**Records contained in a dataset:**
━━━━━━━━━━

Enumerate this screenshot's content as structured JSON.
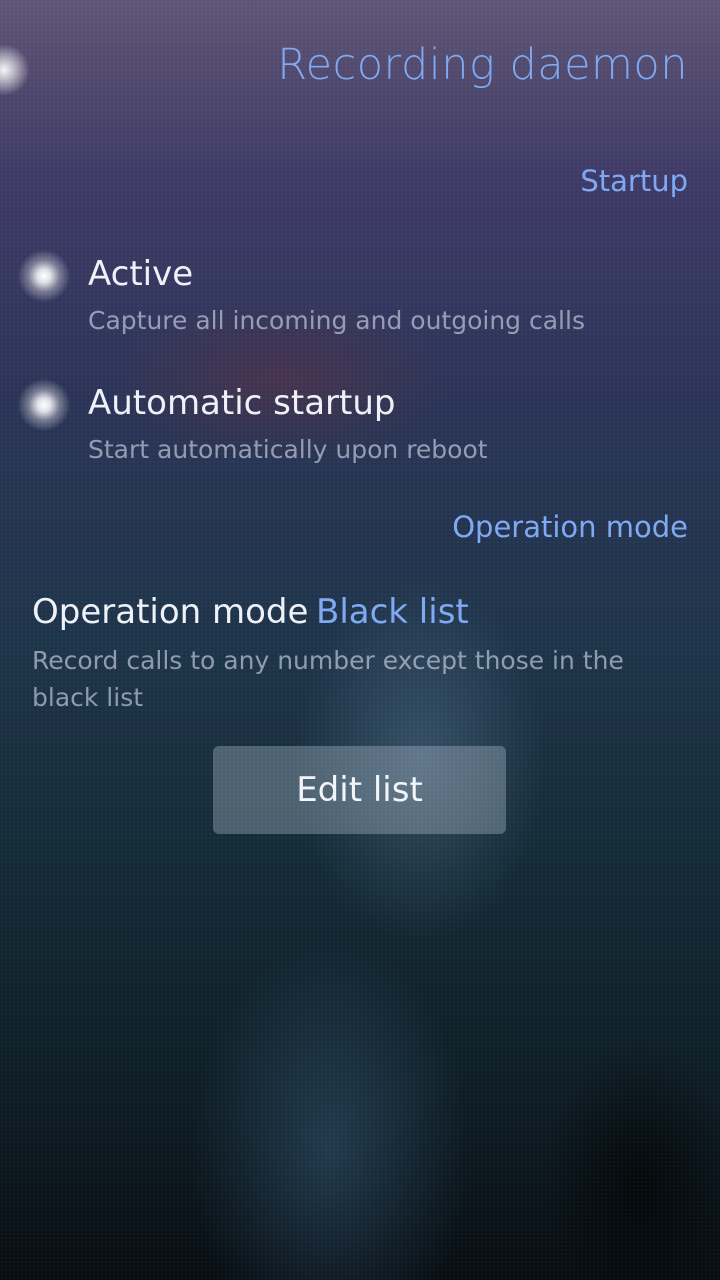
{
  "page": {
    "title": "Recording daemon"
  },
  "sections": {
    "startup": "Startup",
    "operation_mode": "Operation mode"
  },
  "switches": [
    {
      "label": "Active",
      "description": "Capture all incoming and outgoing calls",
      "checked": true
    },
    {
      "label": "Automatic startup",
      "description": "Start automatically upon reboot",
      "checked": true
    }
  ],
  "operation_mode": {
    "label": "Operation mode",
    "value": "Black list",
    "description": "Record calls to any number except those in the black list"
  },
  "edit_list_button": {
    "label": "Edit list"
  },
  "colors": {
    "accent": "#7fa9f2",
    "primary_text": "#eef2f8",
    "secondary_text": "#aab4c3"
  }
}
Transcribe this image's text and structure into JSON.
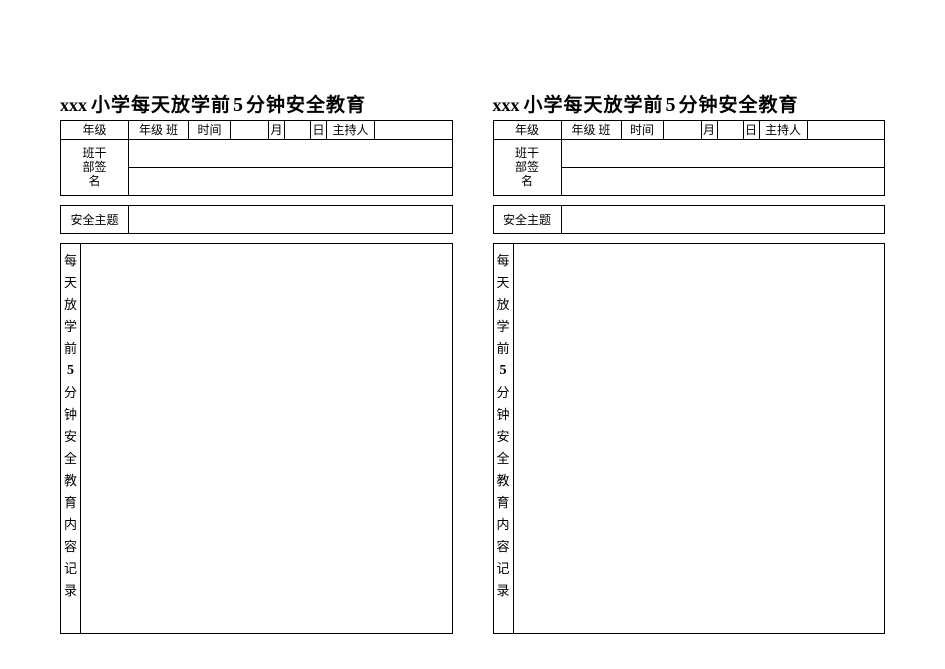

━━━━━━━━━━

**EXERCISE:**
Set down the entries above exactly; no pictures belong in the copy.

**ANSWER TO THIS TASK:**
Enumerate this screenshot's content as structured JSON.
{
  "page": {
    "title": "Recording daemon"
  },
  "sections": {
    "startup": "Startup",
    "operation_mode": "Operation mode"
  },
  "switches": [
    {
      "label": "Active",
      "description": "Capture all incoming and outgoing calls",
      "checked": true
    },
    {
      "label": "Automatic startup",
      "description": "Start automatically upon reboot",
      "checked": true
    }
  ],
  "operation_mode": {
    "label": "Operation mode",
    "value": "Black list",
    "description": "Record calls to any number except those in the black list"
  },
  "edit_list_button": {
    "label": "Edit list"
  },
  "colors": {
    "accent": "#7fa9f2",
    "primary_text": "#eef2f8",
    "secondary_text": "#aab4c3"
  }
}
Transcribe this image's text and structure into JSON.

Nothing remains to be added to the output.